──────── Records shown

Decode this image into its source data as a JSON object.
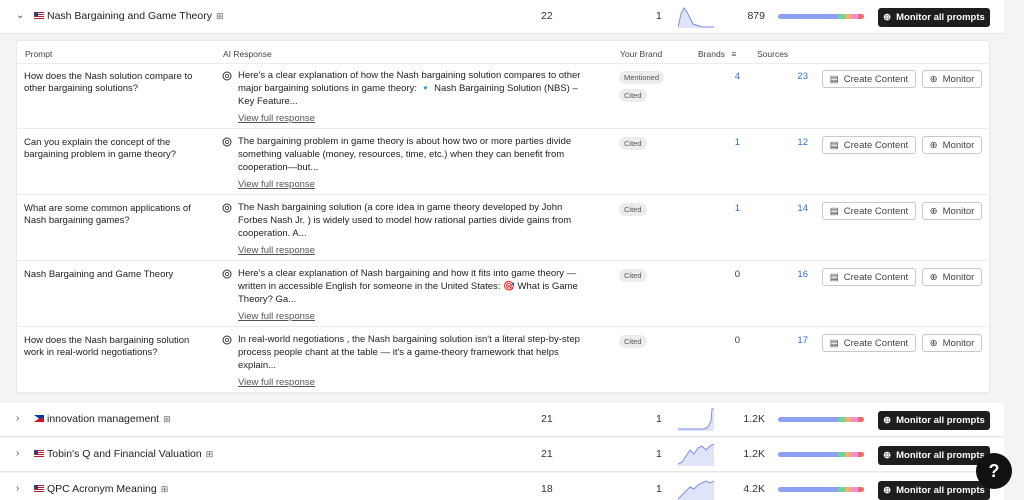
{
  "expanded_topic": {
    "name": "Nash Bargaining and Game Theory",
    "prompts_count": "22",
    "mentions": "1",
    "visibility": "879",
    "monitor_label": "Monitor all prompts"
  },
  "table": {
    "headers": {
      "prompt": "Prompt",
      "ai_response": "AI Response",
      "your_brand": "Your Brand",
      "brands": "Brands",
      "sources": "Sources"
    },
    "rows": [
      {
        "prompt": "How does the Nash solution compare to other bargaining solutions?",
        "response": "Here's a clear explanation of how the Nash bargaining solution compares to other major bargaining solutions in game theory: 🔹 Nash Bargaining Solution (NBS) – Key Feature...",
        "badges": [
          "Mentioned",
          "Cited"
        ],
        "brands": "4",
        "sources": "23"
      },
      {
        "prompt": "Can you explain the concept of the bargaining problem in game theory?",
        "response": "The bargaining problem in game theory is about how two or more parties divide something valuable (money, resources, time, etc.) when they can benefit from cooperation—but...",
        "badges": [
          "Cited"
        ],
        "brands": "1",
        "sources": "12"
      },
      {
        "prompt": "What are some common applications of Nash bargaining games?",
        "response": "The Nash bargaining solution (a core idea in game theory developed by John Forbes Nash Jr. ) is widely used to model how rational parties divide gains from cooperation. A...",
        "badges": [
          "Cited"
        ],
        "brands": "1",
        "sources": "14"
      },
      {
        "prompt": "Nash Bargaining and Game Theory",
        "response": "Here's a clear explanation of Nash bargaining and how it fits into game theory — written in accessible English for someone in the United States: 🎯 What is Game Theory? Ga...",
        "badges": [
          "Cited"
        ],
        "brands": "0",
        "sources": "16"
      },
      {
        "prompt": "How does the Nash bargaining solution work in real-world negotiations?",
        "response": "In real-world negotiations , the Nash bargaining solution isn't a literal step-by-step process people chant at the table — it's a game-theory framework that helps explain...",
        "badges": [
          "Cited"
        ],
        "brands": "0",
        "sources": "17"
      }
    ],
    "view_full_label": "View full response",
    "create_content_label": "Create Content",
    "monitor_label": "Monitor"
  },
  "collapsed_topics": [
    {
      "name": "innovation management",
      "prompts_count": "21",
      "mentions": "1",
      "visibility": "1.2K",
      "monitor_label": "Monitor all prompts",
      "flag": "ph"
    },
    {
      "name": "Tobin's Q and Financial Valuation",
      "prompts_count": "21",
      "mentions": "1",
      "visibility": "1.2K",
      "monitor_label": "Monitor all prompts",
      "flag": "us"
    },
    {
      "name": "QPC Acronym Meaning",
      "prompts_count": "18",
      "mentions": "1",
      "visibility": "4.2K",
      "monitor_label": "Monitor all prompts",
      "flag": "us"
    }
  ],
  "help": {
    "label": "?"
  },
  "colors": {
    "link_blue": "#2f6fd6",
    "dark_button": "#1e1e1e",
    "bar_blue": "#8ea0f2",
    "bar_green": "#6fd39a",
    "bar_orange": "#f4b271",
    "bar_pink": "#f08fd0",
    "bar_red": "#ee6b6b"
  }
}
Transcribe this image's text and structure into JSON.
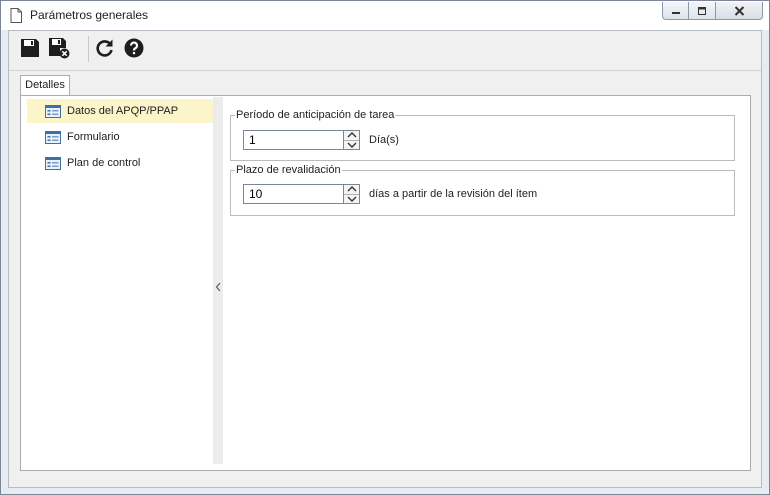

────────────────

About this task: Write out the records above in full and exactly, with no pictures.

Your solution:
Decode this image into its source data as a JSON object.
{
  "expanded_topic": {
    "name": "Nash Bargaining and Game Theory",
    "prompts_count": "22",
    "mentions": "1",
    "visibility": "879",
    "monitor_label": "Monitor all prompts"
  },
  "table": {
    "headers": {
      "prompt": "Prompt",
      "ai_response": "AI Response",
      "your_brand": "Your Brand",
      "brands": "Brands",
      "sources": "Sources"
    },
    "rows": [
      {
        "prompt": "How does the Nash solution compare to other bargaining solutions?",
        "response": "Here's a clear explanation of how the Nash bargaining solution compares to other major bargaining solutions in game theory: 🔹 Nash Bargaining Solution (NBS) – Key Feature...",
        "badges": [
          "Mentioned",
          "Cited"
        ],
        "brands": "4",
        "sources": "23"
      },
      {
        "prompt": "Can you explain the concept of the bargaining problem in game theory?",
        "response": "The bargaining problem in game theory is about how two or more parties divide something valuable (money, resources, time, etc.) when they can benefit from cooperation—but...",
        "badges": [
          "Cited"
        ],
        "brands": "1",
        "sources": "12"
      },
      {
        "prompt": "What are some common applications of Nash bargaining games?",
        "response": "The Nash bargaining solution (a core idea in game theory developed by John Forbes Nash Jr. ) is widely used to model how rational parties divide gains from cooperation. A...",
        "badges": [
          "Cited"
        ],
        "brands": "1",
        "sources": "14"
      },
      {
        "prompt": "Nash Bargaining and Game Theory",
        "response": "Here's a clear explanation of Nash bargaining and how it fits into game theory — written in accessible English for someone in the United States: 🎯 What is Game Theory? Ga...",
        "badges": [
          "Cited"
        ],
        "brands": "0",
        "sources": "16"
      },
      {
        "prompt": "How does the Nash bargaining solution work in real-world negotiations?",
        "response": "In real-world negotiations , the Nash bargaining solution isn't a literal step-by-step process people chant at the table — it's a game-theory framework that helps explain...",
        "badges": [
          "Cited"
        ],
        "brands": "0",
        "sources": "17"
      }
    ],
    "view_full_label": "View full response",
    "create_content_label": "Create Content",
    "monitor_label": "Monitor"
  },
  "collapsed_topics": [
    {
      "name": "innovation management",
      "prompts_count": "21",
      "mentions": "1",
      "visibility": "1.2K",
      "monitor_label": "Monitor all prompts",
      "flag": "ph"
    },
    {
      "name": "Tobin's Q and Financial Valuation",
      "prompts_count": "21",
      "mentions": "1",
      "visibility": "1.2K",
      "monitor_label": "Monitor all prompts",
      "flag": "us"
    },
    {
      "name": "QPC Acronym Meaning",
      "prompts_count": "18",
      "mentions": "1",
      "visibility": "4.2K",
      "monitor_label": "Monitor all prompts",
      "flag": "us"
    }
  ],
  "help": {
    "label": "?"
  },
  "colors": {
    "link_blue": "#2f6fd6",
    "dark_button": "#1e1e1e",
    "bar_blue": "#8ea0f2",
    "bar_green": "#6fd39a",
    "bar_orange": "#f4b271",
    "bar_pink": "#f08fd0",
    "bar_red": "#ee6b6b"
  }
}
Transcribe this image's text and structure into JSON.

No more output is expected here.